What needs to be done:
Could you please reproduce all the records below exactly, leaving out the images?

Provided entries:

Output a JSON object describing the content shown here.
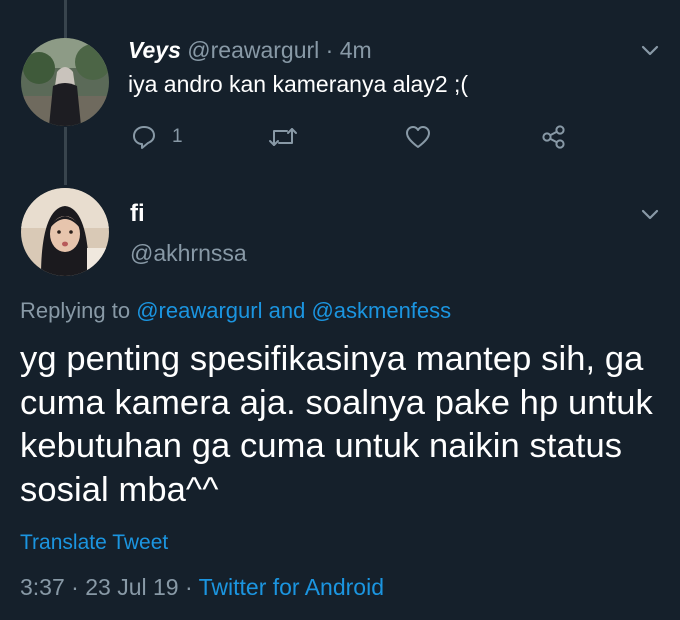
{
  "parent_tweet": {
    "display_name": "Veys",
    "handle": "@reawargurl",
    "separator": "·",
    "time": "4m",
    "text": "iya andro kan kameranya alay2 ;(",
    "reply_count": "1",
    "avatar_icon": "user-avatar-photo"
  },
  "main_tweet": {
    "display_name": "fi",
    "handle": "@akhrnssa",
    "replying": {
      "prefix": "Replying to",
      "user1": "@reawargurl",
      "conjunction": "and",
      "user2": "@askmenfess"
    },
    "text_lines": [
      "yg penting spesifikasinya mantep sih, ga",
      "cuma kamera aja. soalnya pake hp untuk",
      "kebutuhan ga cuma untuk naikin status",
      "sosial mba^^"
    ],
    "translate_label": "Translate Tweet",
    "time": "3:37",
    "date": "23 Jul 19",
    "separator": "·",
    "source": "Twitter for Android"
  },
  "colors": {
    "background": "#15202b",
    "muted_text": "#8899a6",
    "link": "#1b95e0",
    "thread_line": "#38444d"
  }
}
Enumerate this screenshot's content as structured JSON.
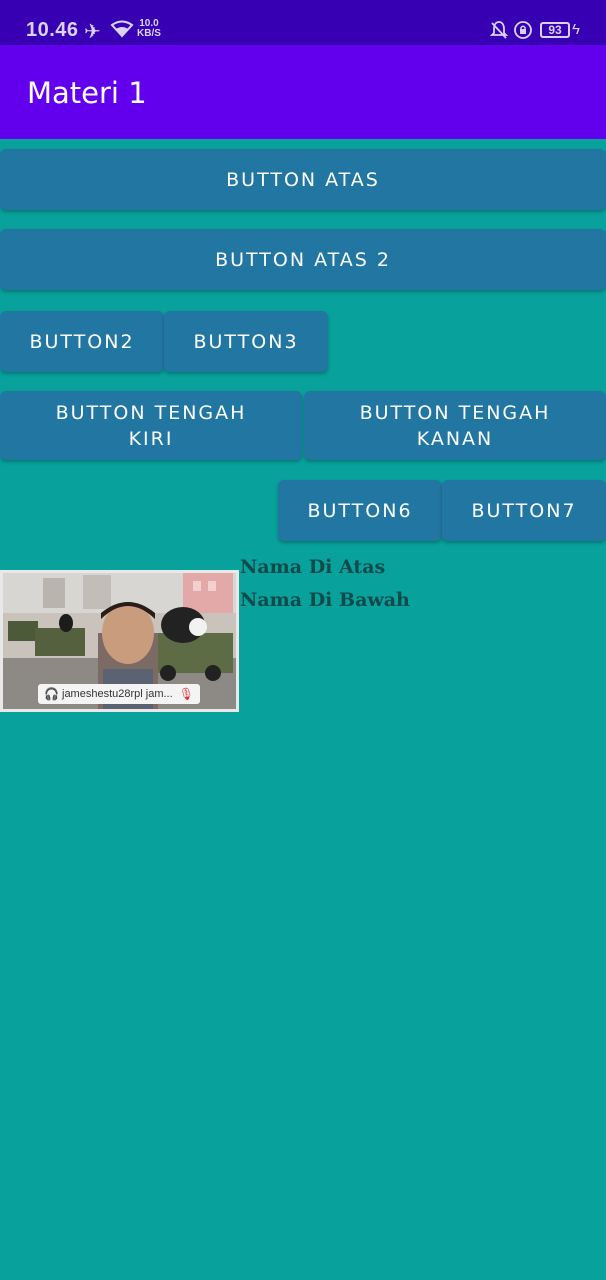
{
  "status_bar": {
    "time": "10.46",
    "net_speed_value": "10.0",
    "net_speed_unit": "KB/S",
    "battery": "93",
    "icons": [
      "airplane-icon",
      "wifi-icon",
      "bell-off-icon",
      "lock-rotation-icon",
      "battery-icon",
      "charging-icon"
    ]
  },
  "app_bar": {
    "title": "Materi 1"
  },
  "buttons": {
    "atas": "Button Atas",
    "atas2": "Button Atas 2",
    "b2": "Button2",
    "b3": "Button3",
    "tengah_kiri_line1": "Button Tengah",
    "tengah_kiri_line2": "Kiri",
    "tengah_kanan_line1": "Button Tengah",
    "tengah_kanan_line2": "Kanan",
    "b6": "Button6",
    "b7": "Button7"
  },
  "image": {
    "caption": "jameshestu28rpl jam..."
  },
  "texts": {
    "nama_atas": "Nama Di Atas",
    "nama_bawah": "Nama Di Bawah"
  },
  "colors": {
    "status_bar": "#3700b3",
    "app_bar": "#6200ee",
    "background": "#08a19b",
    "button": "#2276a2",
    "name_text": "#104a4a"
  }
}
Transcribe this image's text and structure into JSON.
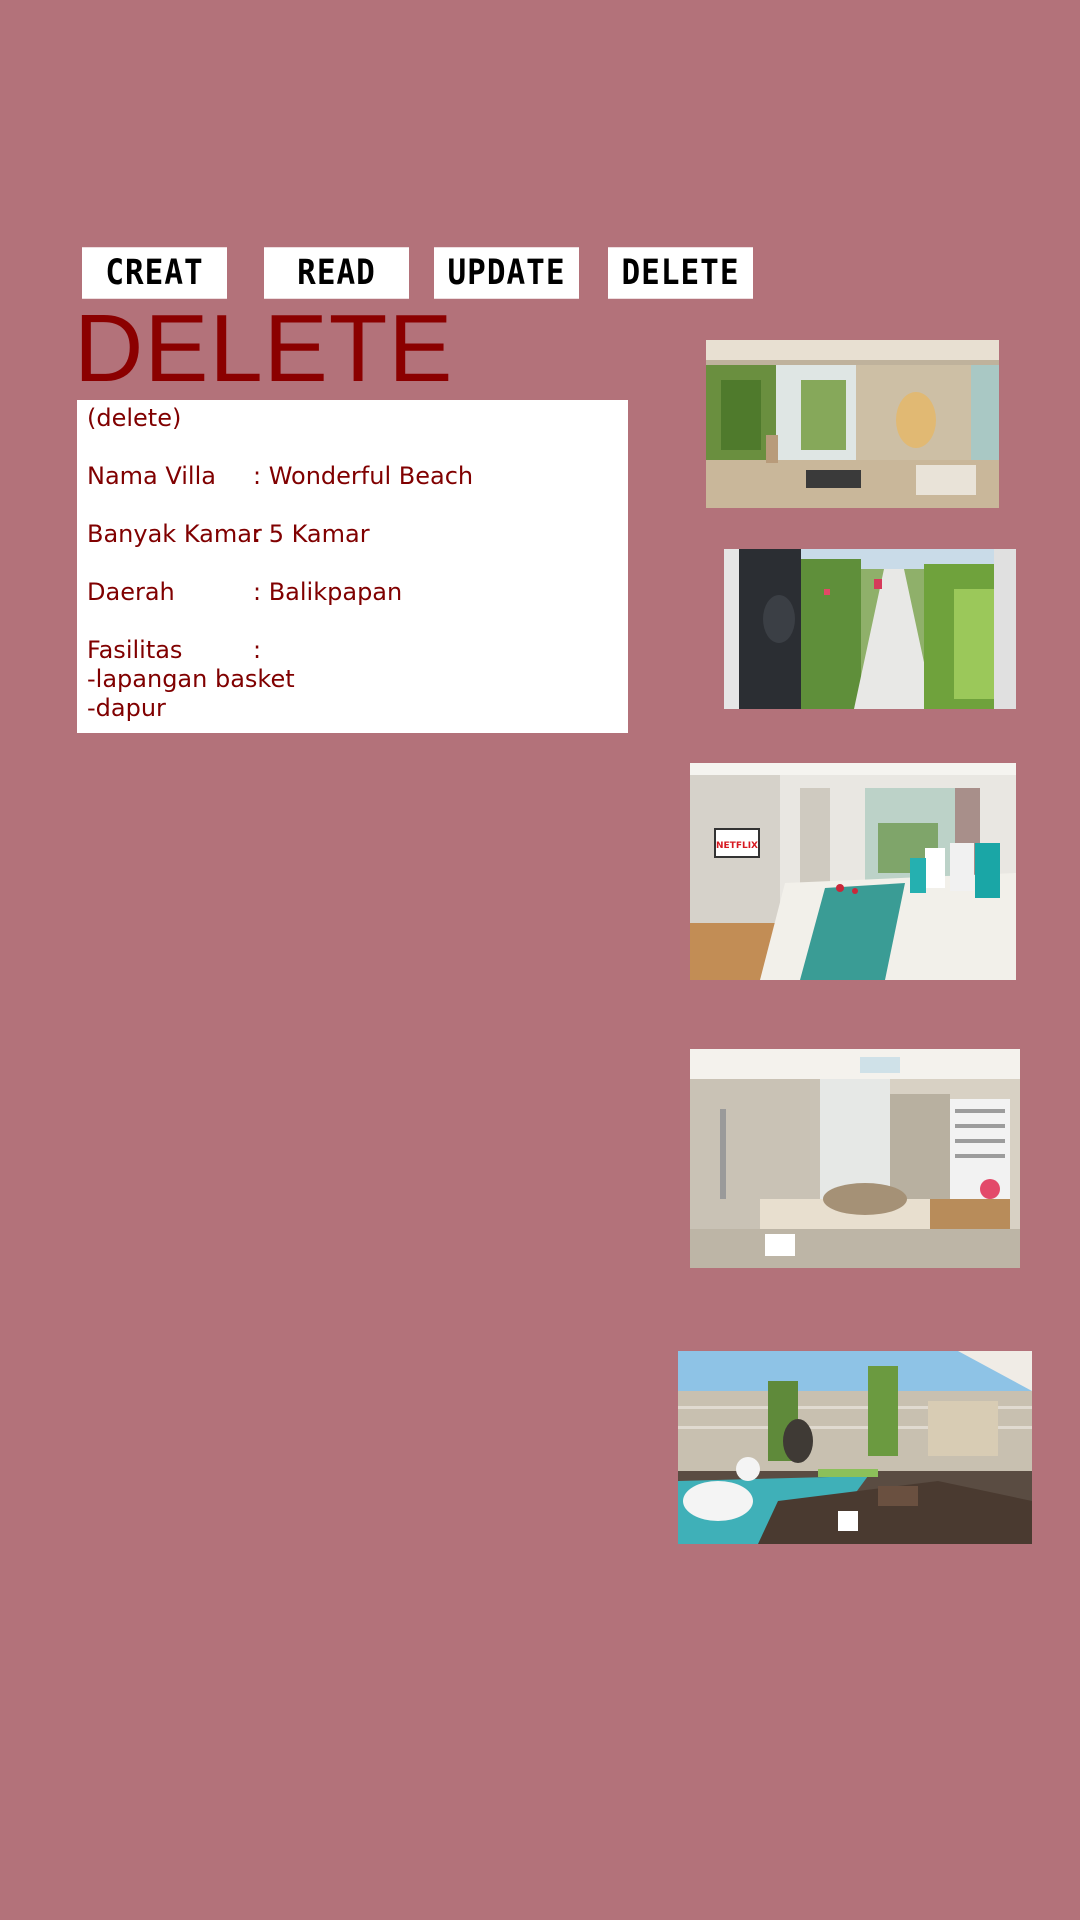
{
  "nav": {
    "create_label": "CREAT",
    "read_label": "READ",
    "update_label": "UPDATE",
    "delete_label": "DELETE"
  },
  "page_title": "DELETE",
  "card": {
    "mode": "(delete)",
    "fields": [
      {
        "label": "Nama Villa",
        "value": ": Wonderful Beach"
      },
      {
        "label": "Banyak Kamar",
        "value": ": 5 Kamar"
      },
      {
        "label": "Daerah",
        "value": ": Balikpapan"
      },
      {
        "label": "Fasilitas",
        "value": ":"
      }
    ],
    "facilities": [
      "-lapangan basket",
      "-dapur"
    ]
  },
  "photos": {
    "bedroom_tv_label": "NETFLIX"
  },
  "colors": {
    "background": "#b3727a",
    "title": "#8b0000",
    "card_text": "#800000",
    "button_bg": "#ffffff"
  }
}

Answer to the exercise:
Output a JSON object describing the content shown here.
{
  "parent_tweet": {
    "display_name": "Veys",
    "handle": "@reawargurl",
    "separator": "·",
    "time": "4m",
    "text": "iya andro kan kameranya alay2 ;(",
    "reply_count": "1",
    "avatar_icon": "user-avatar-photo"
  },
  "main_tweet": {
    "display_name": "fi",
    "handle": "@akhrnssa",
    "replying": {
      "prefix": "Replying to",
      "user1": "@reawargurl",
      "conjunction": "and",
      "user2": "@askmenfess"
    },
    "text_lines": [
      "yg penting spesifikasinya mantep sih, ga",
      "cuma kamera aja. soalnya pake hp untuk",
      "kebutuhan ga cuma untuk naikin status",
      "sosial mba^^"
    ],
    "translate_label": "Translate Tweet",
    "time": "3:37",
    "date": "23 Jul 19",
    "separator": "·",
    "source": "Twitter for Android"
  },
  "colors": {
    "background": "#15202b",
    "muted_text": "#8899a6",
    "link": "#1b95e0",
    "thread_line": "#38444d"
  }
}
Enumerate this screenshot's content as structured JSON.
{
  "status_bar": {
    "time": "10.46",
    "net_speed_value": "10.0",
    "net_speed_unit": "KB/S",
    "battery": "93",
    "icons": [
      "airplane-icon",
      "wifi-icon",
      "bell-off-icon",
      "lock-rotation-icon",
      "battery-icon",
      "charging-icon"
    ]
  },
  "app_bar": {
    "title": "Materi 1"
  },
  "buttons": {
    "atas": "Button Atas",
    "atas2": "Button Atas 2",
    "b2": "Button2",
    "b3": "Button3",
    "tengah_kiri_line1": "Button Tengah",
    "tengah_kiri_line2": "Kiri",
    "tengah_kanan_line1": "Button Tengah",
    "tengah_kanan_line2": "Kanan",
    "b6": "Button6",
    "b7": "Button7"
  },
  "image": {
    "caption": "jameshestu28rpl jam..."
  },
  "texts": {
    "nama_atas": "Nama Di Atas",
    "nama_bawah": "Nama Di Bawah"
  },
  "colors": {
    "status_bar": "#3700b3",
    "app_bar": "#6200ee",
    "background": "#08a19b",
    "button": "#2276a2",
    "name_text": "#104a4a"
  }
}
Transcribe this image's text and structure into JSON.
{
  "nav": {
    "create_label": "CREAT",
    "read_label": "READ",
    "update_label": "UPDATE",
    "delete_label": "DELETE"
  },
  "page_title": "DELETE",
  "card": {
    "mode": "(delete)",
    "fields": [
      {
        "label": "Nama Villa",
        "value": ": Wonderful Beach"
      },
      {
        "label": "Banyak Kamar",
        "value": ": 5 Kamar"
      },
      {
        "label": "Daerah",
        "value": ": Balikpapan"
      },
      {
        "label": "Fasilitas",
        "value": ":"
      }
    ],
    "facilities": [
      "-lapangan basket",
      "-dapur"
    ]
  },
  "photos": {
    "bedroom_tv_label": "NETFLIX"
  },
  "colors": {
    "background": "#b3727a",
    "title": "#8b0000",
    "card_text": "#800000",
    "button_bg": "#ffffff"
  }
}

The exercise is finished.